1. What is gastric adenocarcinoma?
Gastric adenocarcinoma is a type of stomach cancer that is caused by malignant transformation of gastric gland cells, so it is called adenocarcinoma. The incidence of gastric adenocarcinoma accounts for 95% of gastric malignancies.
2. Is stomach cancer infectious?
Stomach cancer is not infectious, but if there are stomach cancer patients at home, it is recommended to check for Helicobacter pylori infection for other family members. If there is Helicobacter pylori infection, infected people should go for a doctor in Digestive Medicine Department.
3.What are CEA and CA199, and what are they represent for?
Carcinoembryonic antigen (CEA) is normally produced in gastrointestinal tissue during fetal development, but the production stops before birth.
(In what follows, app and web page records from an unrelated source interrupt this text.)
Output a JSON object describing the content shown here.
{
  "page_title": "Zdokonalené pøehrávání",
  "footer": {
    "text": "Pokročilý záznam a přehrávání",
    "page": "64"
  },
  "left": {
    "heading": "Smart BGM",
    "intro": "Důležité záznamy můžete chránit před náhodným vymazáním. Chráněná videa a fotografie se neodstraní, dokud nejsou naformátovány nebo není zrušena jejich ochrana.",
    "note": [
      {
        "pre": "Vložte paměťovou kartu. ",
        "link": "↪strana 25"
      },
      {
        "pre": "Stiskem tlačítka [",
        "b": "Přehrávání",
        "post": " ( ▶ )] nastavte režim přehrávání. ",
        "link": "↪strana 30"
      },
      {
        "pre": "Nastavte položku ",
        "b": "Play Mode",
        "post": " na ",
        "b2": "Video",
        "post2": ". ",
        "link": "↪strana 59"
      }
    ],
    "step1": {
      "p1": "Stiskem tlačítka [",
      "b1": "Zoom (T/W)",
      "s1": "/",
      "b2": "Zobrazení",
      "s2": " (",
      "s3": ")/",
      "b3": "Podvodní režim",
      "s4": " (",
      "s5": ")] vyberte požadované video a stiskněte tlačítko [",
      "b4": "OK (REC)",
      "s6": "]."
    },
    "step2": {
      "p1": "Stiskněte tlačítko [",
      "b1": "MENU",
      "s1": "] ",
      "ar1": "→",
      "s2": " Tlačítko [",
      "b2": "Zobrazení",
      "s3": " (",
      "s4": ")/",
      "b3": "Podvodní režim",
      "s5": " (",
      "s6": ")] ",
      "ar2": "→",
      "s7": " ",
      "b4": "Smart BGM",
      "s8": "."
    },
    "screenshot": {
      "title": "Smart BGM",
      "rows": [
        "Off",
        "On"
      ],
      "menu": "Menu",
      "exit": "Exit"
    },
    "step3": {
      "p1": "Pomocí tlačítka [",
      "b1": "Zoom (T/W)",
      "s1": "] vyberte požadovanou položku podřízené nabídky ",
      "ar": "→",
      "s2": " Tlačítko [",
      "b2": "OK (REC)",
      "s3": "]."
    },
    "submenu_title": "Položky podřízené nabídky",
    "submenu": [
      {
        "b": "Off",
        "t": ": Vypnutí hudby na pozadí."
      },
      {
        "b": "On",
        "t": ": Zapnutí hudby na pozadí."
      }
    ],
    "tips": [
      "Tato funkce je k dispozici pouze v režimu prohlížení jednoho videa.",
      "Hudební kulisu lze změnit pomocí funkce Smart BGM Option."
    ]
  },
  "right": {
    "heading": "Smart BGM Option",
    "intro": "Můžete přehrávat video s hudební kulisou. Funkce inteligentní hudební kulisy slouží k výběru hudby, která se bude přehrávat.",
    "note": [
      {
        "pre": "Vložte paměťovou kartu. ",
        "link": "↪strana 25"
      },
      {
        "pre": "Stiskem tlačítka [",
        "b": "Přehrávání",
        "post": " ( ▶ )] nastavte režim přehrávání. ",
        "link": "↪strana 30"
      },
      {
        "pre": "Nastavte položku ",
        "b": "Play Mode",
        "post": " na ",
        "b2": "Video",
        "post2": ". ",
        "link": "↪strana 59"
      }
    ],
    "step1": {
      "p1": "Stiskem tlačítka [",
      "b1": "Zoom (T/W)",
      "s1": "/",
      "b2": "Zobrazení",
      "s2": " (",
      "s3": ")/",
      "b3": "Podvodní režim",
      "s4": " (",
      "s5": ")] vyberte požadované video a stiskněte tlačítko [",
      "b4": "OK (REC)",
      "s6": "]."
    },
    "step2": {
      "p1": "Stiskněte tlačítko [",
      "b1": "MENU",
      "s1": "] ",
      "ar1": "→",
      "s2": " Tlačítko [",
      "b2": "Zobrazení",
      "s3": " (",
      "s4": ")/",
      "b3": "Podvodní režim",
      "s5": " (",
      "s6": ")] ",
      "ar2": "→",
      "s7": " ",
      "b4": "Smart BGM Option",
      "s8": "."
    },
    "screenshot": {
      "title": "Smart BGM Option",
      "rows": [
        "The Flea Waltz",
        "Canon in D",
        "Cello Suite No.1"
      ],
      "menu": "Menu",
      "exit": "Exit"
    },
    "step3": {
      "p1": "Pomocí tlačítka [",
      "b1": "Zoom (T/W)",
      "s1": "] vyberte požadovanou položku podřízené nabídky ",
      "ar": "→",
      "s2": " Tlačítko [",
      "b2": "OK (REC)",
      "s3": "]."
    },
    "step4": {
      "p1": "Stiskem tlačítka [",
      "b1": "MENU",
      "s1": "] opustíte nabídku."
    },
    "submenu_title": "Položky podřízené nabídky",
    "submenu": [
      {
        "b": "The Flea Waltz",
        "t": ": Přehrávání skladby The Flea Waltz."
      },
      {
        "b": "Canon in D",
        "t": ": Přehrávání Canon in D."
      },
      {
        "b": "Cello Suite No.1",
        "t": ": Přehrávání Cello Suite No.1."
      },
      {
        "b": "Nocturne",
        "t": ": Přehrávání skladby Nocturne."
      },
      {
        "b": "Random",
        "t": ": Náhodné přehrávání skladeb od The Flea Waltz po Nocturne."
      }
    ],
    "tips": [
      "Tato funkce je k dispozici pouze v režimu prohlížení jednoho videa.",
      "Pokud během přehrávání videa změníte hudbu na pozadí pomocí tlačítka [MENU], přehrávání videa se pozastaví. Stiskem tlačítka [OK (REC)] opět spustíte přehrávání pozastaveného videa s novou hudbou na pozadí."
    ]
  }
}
Consequently, CEA is usually present at very low levels in the blood of healthy adults (about 20 ng/mL). However, the serum levels are raised in some types of cancer, which means that it can be used as a tumor marker in clinical tests.
CEA is associated with poorly differentiated adenocarcinoma, tumor size, serosal infiltration, and lymph node metastasis. Combining with other indicators, it can be used to evaluate the efficacy of chemotherapy in stomach cancer. If the CEA level falls within the range of >50% or falls to the normal range for more than 4 weeks, it can be used as a therapeutically effective indicator, if CEA value continued to increase after treatment, suggesting a poor prognosis.
Carbohydrate antigen 199 (CA199) is associated with tumor size, lymph node metastasis, and depth of invasion, and is an independent prognostic indicator for stomach cancer patients. A high value of CA199 in serum might suggest peritoneal recurrence of stomach cancer and a cut of stomach cancer patients’ survival time.
4. What is the TNM staging of stomach cancer?
The staging system most often used for stomach cancer is TNM.
In the TNM system:
The T refers to the size and extent of the main tumor. The main tumor is usually called the primary tumor.
T1, T2, T3, and T4: Refers to the size and/or extent of the main tumor. The higher the number after the T, the larger the tumor or the more it has grown into nearby tissues.
The N refers to the number of nearby lymph nodes that have cancer.
N1, N2, and N3: Refers to the number and location of lymph nodes that contain cancer. The higher the number is after the N, the more lymph nodes that contain cancer.
The M refers to whether the cancer has metastasized. This means that the cancer has spread from the primary tumor to other parts of the body.
M0: Cancer has not spread to other parts of the body.
M1: Cancer has spread to other parts of the body.
If you have any doubts about the stomach cancer pathology report, you can make an online appointment or contact us directly at 010-206 6616 (KL) 010-898 8919 (PEN). Professional oncologists will help you out.
Tips from oncologist at St. Stamford Modern Cancer Hospital Guangzhou: The above is only a partial interpretation of the pathology report of stomach cancer. Patients must find a professional oncologist for a comprehensive interpretation on a detailed pathology report, so that they can receive guidance and treatments timely to avoid irreversible consequences.